Music is being used to help Christchurch children suffering from the psychological effects of the earthquakes.
New research shows four out of five children in the city are experiencing some form of post-traumatic stress.
The Christchurch Symphony Orchestra was keen to help and this week teamed up with Banks Ave School.
It introduced the kids to the magic of music, culminating in a concert involving the whole school.
Lucy Prattley learned all about staying in time and how to get the best out of their giant plastic drums as members of the orchestra took them through their paces.
"The drummer guy, he said to turn the drumsticks up the other way so it makes it louder... you just tap on the side and then in the middle and out the other sides as well, it makes different noises, [it's] pretty cool."
Each classroom was allocated an instrument or was instructed on how to make their own.
Some were using their voices or their hands to make music while others were learning the power of song.
Pippa Archibold said with just a week to perfect their routines ahead of the big concert, handling their nerves was all important.

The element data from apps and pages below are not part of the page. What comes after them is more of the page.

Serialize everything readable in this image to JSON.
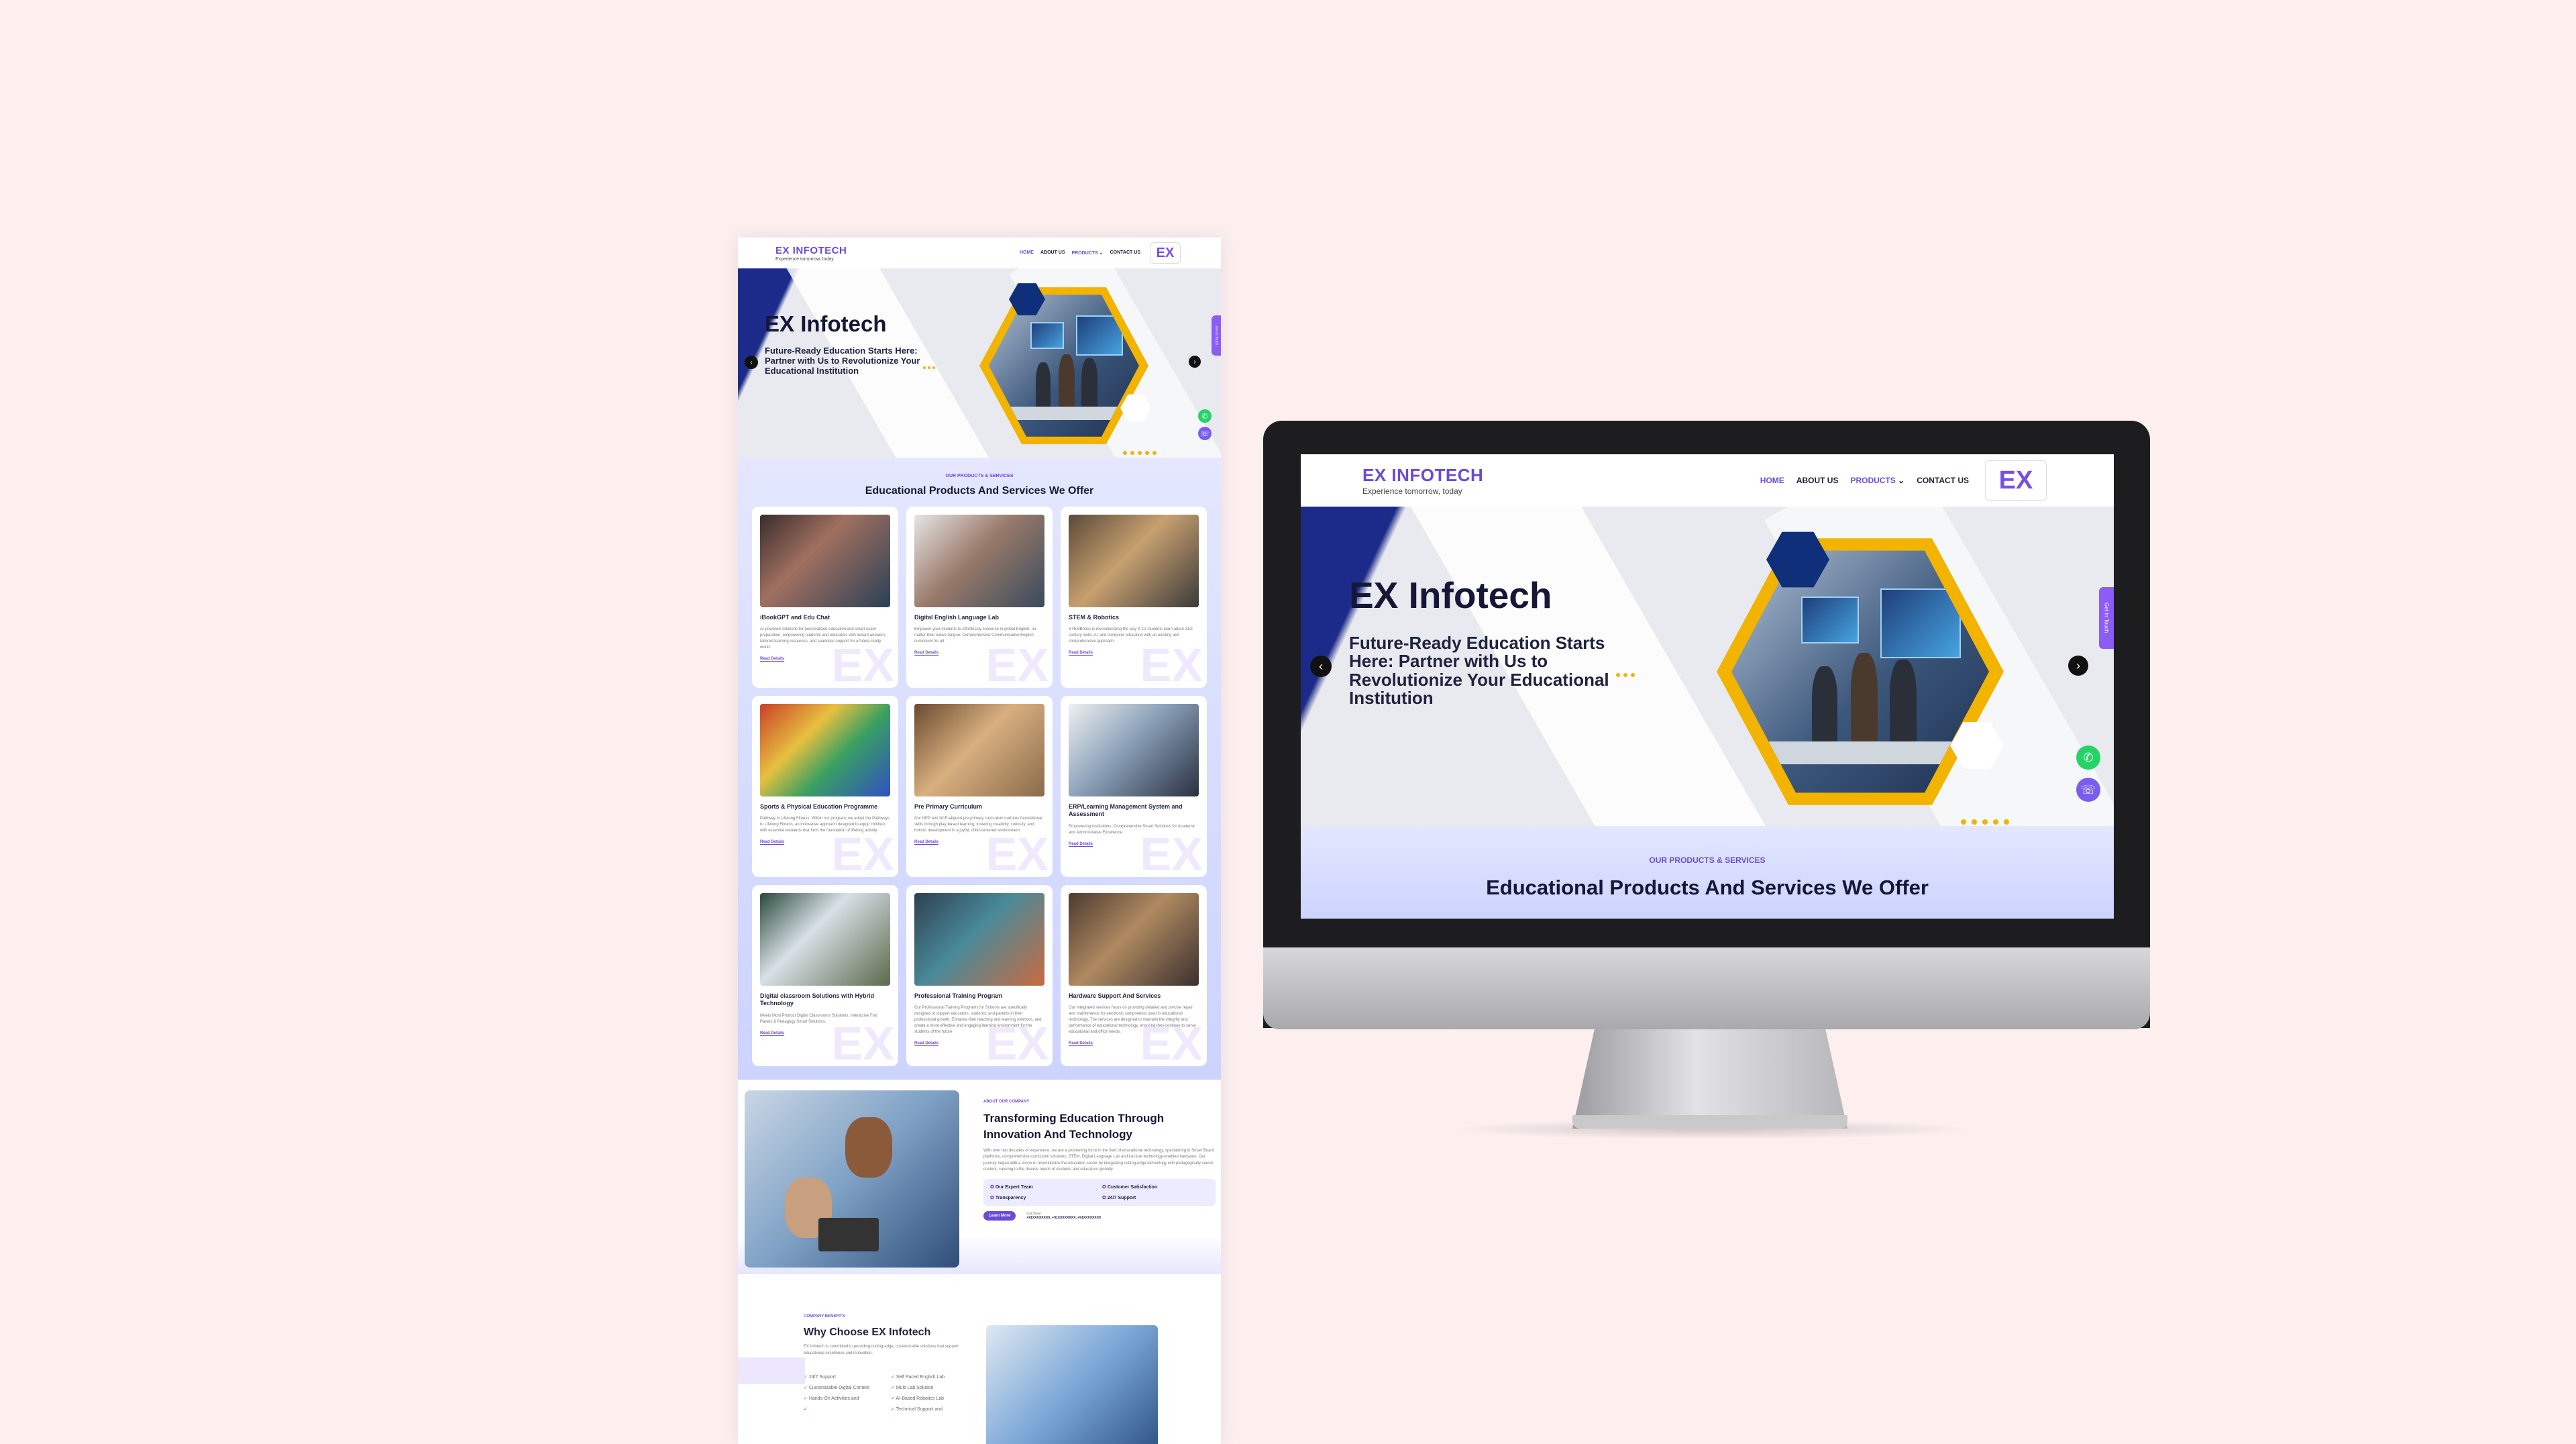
{
  "site": {
    "logo": "EX INFOTECH",
    "tagline": "Experience tomorrow, today",
    "badge": "EX",
    "nav": [
      "HOME",
      "ABOUT US",
      "PRODUCTS",
      "CONTACT US"
    ],
    "brand_color": "#6b4bd6"
  },
  "hero": {
    "title": "EX Infotech",
    "subtitle": "Future-Ready Education Starts Here: Partner with Us to Revolutionize Your Educational Institution",
    "side_tab": "Get In Touch",
    "prev_icon": "chevron-left-icon",
    "next_icon": "chevron-right-icon"
  },
  "services": {
    "eyebrow": "OUR PRODUCTS & SERVICES",
    "heading": "Educational Products And Services We Offer",
    "read_more": "Read Details",
    "cards": [
      {
        "title": "iBookGPT and Edu Chat",
        "desc": "AI-powered solutions for personalized education and smart exam preparation, empowering students and educators with instant answers, tailored learning resources, and seamless support for a future-ready world."
      },
      {
        "title": "Digital English Language Lab",
        "desc": "Empower your students to effortlessly converse in global English, no matter their native tongue. Comprehensive Communicative English curriculum for all."
      },
      {
        "title": "STEM & Robotics",
        "desc": "STEMBotics is revolutionizing the way K-12 students learn about 21st century skills, AI, and computer education with an exciting and comprehensive approach."
      },
      {
        "title": "Sports & Physical Education Programme",
        "desc": "Pathway to Lifelong Fitness: Within our program, we adopt the Pathways to Lifelong Fitness, an innovative approach designed to equip children with essential elements that form the foundation of lifelong activity."
      },
      {
        "title": "Pre Primary Curriculum",
        "desc": "Our NEP and NCF-aligned pre-primary curriculum nurtures foundational skills through play-based learning, fostering creativity, curiosity, and holistic development in a joyful, child-centered environment."
      },
      {
        "title": "ERP/Learning Management System and Assessment",
        "desc": "Empowering institutions: Comprehensive Smart Solutions for Academic and Administrative Excellence."
      },
      {
        "title": "Digital classroom Solutions with Hybrid Technology",
        "desc": "Meets Most Product Digital Classrooms Solutions, Interactive Flat Panels & Pedagogy Smart Solutions."
      },
      {
        "title": "Professional Training Program",
        "desc": "Our Professional Training Programs for Schools are specifically designed to support educators, students, and parents in their professional growth. Enhance their teaching and learning methods, and create a more effective and engaging learning environment for the students of the future."
      },
      {
        "title": "Hardware Support And Services",
        "desc": "Our Integrated services focus on providing detailed and precise repair and maintenance for electronic components used in educational technology. The services are designed to maintain the integrity and performance of educational technology, ensuring they continue to serve educational and office needs."
      }
    ]
  },
  "about": {
    "eyebrow": "ABOUT OUR COMPANY",
    "heading": "Transforming Education Through Innovation And Technology",
    "desc": "With over two decades of experience, we are a pioneering force in the field of educational technology, specializing in Smart Board platforms, comprehensive curriculum solutions, STEM, Digital Language Lab and Lecture technology-enabled hardware. Our journey began with a vision to revolutionize the education sector by integrating cutting-edge technology with pedagogically sound content, catering to the diverse needs of students and educators globally.",
    "features": [
      "Our Expert Team",
      "Customer Satisfaction",
      "Transparency",
      "24/7 Support"
    ],
    "button": "Learn More",
    "call_label": "Call Now!",
    "phones": "+91XXXXXXXX, +91XXXXXXXX, +91XXXXXXXX"
  },
  "why": {
    "eyebrow": "COMPANY BENEFITS",
    "heading": "Why Choose EX Infotech",
    "desc": "EX Infotech is committed to providing cutting-edge, customizable solutions that support educational excellence and innovation.",
    "items": [
      "24/7 Support",
      "Self Paced English Lab",
      "Customizable Digital Content",
      "Multi Lab Solution",
      "Hands-On Activities and",
      "AI-Based Robotics Lab",
      "",
      "Technical Support and"
    ]
  },
  "monitor": {
    "title": "EX Infotech",
    "subtitle": "Future-Ready Education Starts Here: Partner with Us to Revolutionize Your Educational Institution",
    "eyebrow": "OUR PRODUCTS & SERVICES",
    "heading": "Educational Products And Services We Offer",
    "side_tab": "Get In Touch"
  }
}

"My stepmum told me this morning that everybody's going to be really nervous and to just pretend no one is in the audience, pretend no none's there and you're doing it all alone, because I'm quite scared and I get stage fright."
At a school that sits on the edge of the residential red zone, you don't have to look far to find reminders of the carnage caused by the quakes.
A violinist with the orchestra and the head of its community engagement programme, Cathy Irons, said music was a great way to restore confidence in the kids, many of whom come from families still struggling to get back on their feet emotionally and financially.
"Initially when we first come they might be a little bit tearful, they might be a little bit scared of what's going to happen, a little bit tentative.
"By the end they're really trying hard and they're relating to other children, they're relating to us and not only that but they're sharing their music with their parents, with the audience, with their community."
Earlier in the week, the school received a visit from the Canterbury University researcher, Kathleen Liberty, who discovered just how many Christchurch children were showing signs of post-traumatic stress disorder.
School principal, Toni Burnside, said Ms Liberty was impressed with the difference the orchestra had helped to make to the children's behaviour in just a week.
Post-traumatic-stress manifested itself in a number of ways, she said.
"You get children who aren't sleeping and we have a lot of really tired children, you get children who aren't eating... you get a lot of attachment disorders, where children don't want to be away from their parents and are really weepy, we have toileting issues."
Ms Burnside said a lack of support from the Ministry of Education meant schools like hers had to tackle those issues by themselves, or with the help of neighbouring schools.